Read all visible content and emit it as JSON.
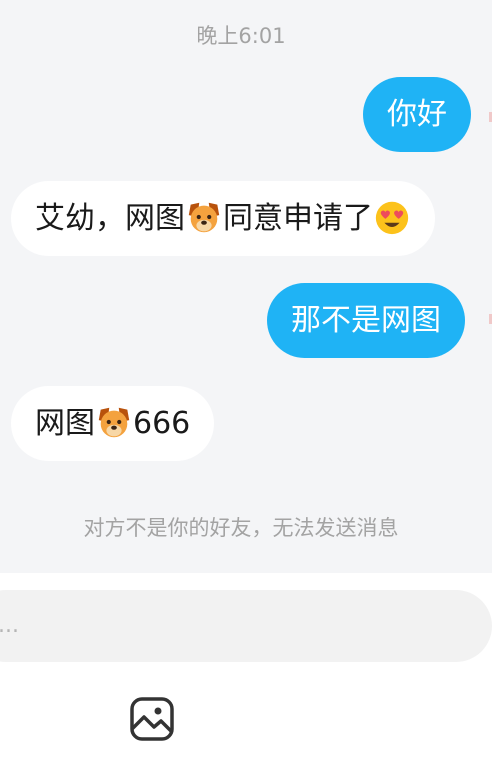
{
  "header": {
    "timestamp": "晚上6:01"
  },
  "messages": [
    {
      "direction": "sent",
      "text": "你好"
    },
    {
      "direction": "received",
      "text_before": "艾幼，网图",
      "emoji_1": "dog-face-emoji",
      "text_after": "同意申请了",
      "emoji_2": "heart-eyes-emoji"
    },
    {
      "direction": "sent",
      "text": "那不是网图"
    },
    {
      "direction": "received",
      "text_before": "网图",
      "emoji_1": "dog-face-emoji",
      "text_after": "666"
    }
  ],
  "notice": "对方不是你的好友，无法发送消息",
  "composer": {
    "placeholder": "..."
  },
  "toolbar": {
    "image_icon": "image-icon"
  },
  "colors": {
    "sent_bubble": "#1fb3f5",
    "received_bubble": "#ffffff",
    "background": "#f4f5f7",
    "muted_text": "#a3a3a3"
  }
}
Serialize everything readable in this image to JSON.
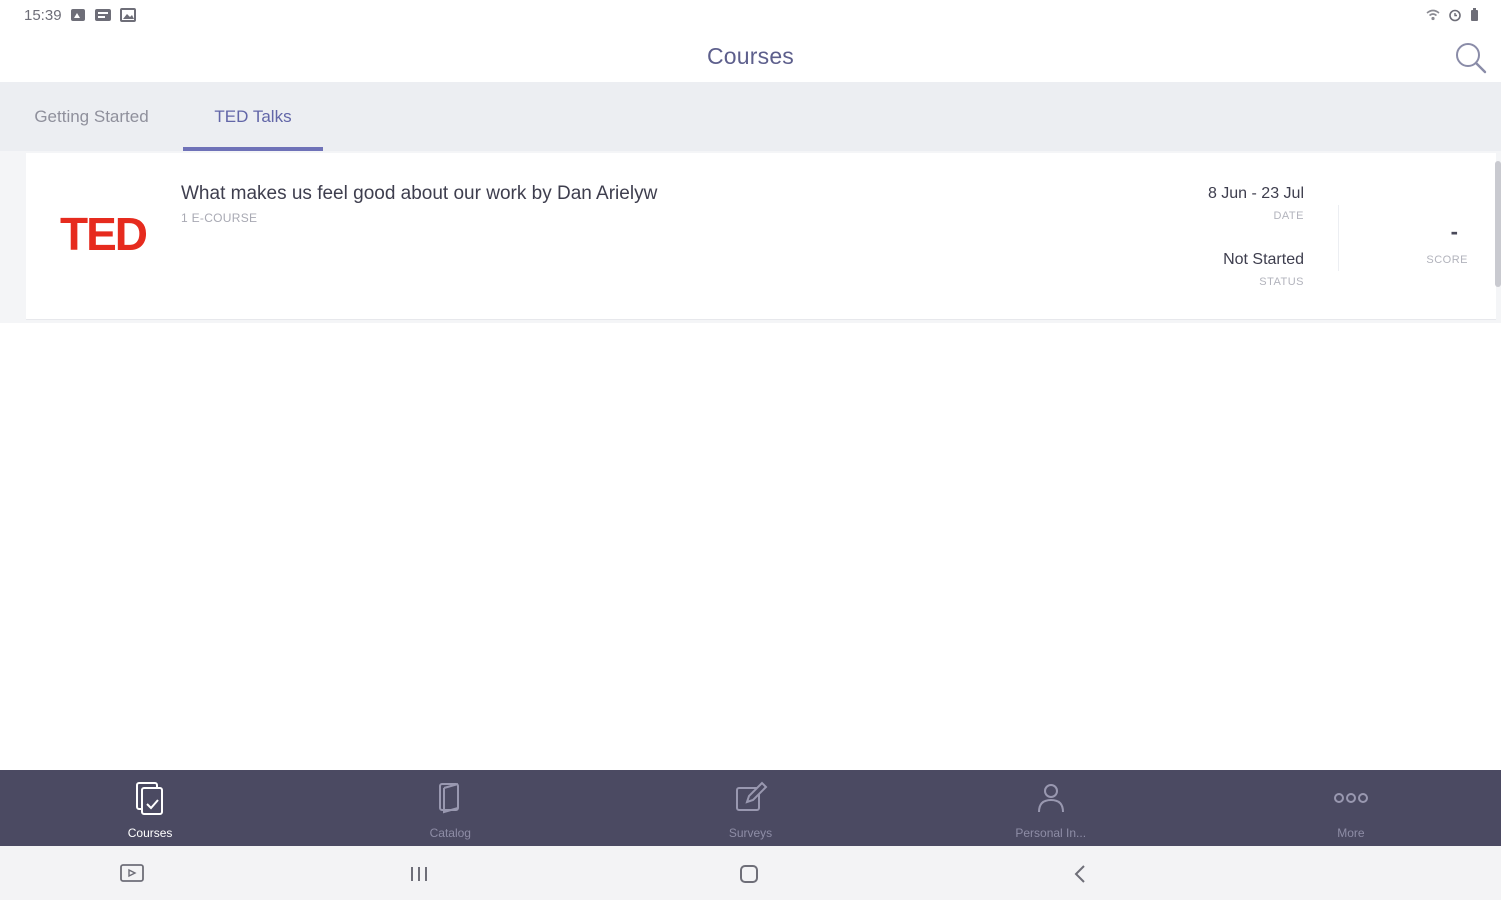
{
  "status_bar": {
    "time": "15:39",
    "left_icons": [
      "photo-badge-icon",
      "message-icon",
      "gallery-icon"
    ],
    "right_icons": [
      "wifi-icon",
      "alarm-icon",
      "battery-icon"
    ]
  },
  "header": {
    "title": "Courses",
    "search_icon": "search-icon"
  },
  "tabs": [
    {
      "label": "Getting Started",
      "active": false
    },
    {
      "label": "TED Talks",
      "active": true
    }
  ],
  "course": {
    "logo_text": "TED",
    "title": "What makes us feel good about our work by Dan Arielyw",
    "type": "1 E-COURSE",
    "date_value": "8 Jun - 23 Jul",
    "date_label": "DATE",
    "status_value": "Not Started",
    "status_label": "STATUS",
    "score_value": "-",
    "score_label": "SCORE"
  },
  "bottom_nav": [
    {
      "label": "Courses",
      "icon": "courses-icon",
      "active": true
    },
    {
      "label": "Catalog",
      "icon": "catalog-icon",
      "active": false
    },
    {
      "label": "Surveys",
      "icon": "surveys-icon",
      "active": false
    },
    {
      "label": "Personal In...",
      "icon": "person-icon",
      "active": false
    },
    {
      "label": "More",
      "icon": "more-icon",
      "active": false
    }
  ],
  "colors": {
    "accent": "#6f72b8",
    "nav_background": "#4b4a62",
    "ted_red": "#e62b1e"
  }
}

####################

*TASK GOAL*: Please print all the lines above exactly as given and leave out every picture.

*SOLVED PROBLEM*:
Read all visible content and emit it as JSON.
{
  "header": {
    "timestamp": "晚上6:01"
  },
  "messages": [
    {
      "direction": "sent",
      "text": "你好"
    },
    {
      "direction": "received",
      "text_before": "艾幼，网图",
      "emoji_1": "dog-face-emoji",
      "text_after": "同意申请了",
      "emoji_2": "heart-eyes-emoji"
    },
    {
      "direction": "sent",
      "text": "那不是网图"
    },
    {
      "direction": "received",
      "text_before": "网图",
      "emoji_1": "dog-face-emoji",
      "text_after": "666"
    }
  ],
  "notice": "对方不是你的好友，无法发送消息",
  "composer": {
    "placeholder": "..."
  },
  "toolbar": {
    "image_icon": "image-icon"
  },
  "colors": {
    "sent_bubble": "#1fb3f5",
    "received_bubble": "#ffffff",
    "background": "#f4f5f7",
    "muted_text": "#a3a3a3"
  }
}
Serialize everything readable in this image to JSON.
{
  "status_bar": {
    "time": "15:39",
    "left_icons": [
      "photo-badge-icon",
      "message-icon",
      "gallery-icon"
    ],
    "right_icons": [
      "wifi-icon",
      "alarm-icon",
      "battery-icon"
    ]
  },
  "header": {
    "title": "Courses",
    "search_icon": "search-icon"
  },
  "tabs": [
    {
      "label": "Getting Started",
      "active": false
    },
    {
      "label": "TED Talks",
      "active": true
    }
  ],
  "course": {
    "logo_text": "TED",
    "title": "What makes us feel good about our work by Dan Arielyw",
    "type": "1 E-COURSE",
    "date_value": "8 Jun - 23 Jul",
    "date_label": "DATE",
    "status_value": "Not Started",
    "status_label": "STATUS",
    "score_value": "-",
    "score_label": "SCORE"
  },
  "bottom_nav": [
    {
      "label": "Courses",
      "icon": "courses-icon",
      "active": true
    },
    {
      "label": "Catalog",
      "icon": "catalog-icon",
      "active": false
    },
    {
      "label": "Surveys",
      "icon": "surveys-icon",
      "active": false
    },
    {
      "label": "Personal In...",
      "icon": "person-icon",
      "active": false
    },
    {
      "label": "More",
      "icon": "more-icon",
      "active": false
    }
  ],
  "colors": {
    "accent": "#6f72b8",
    "nav_background": "#4b4a62",
    "ted_red": "#e62b1e"
  }
}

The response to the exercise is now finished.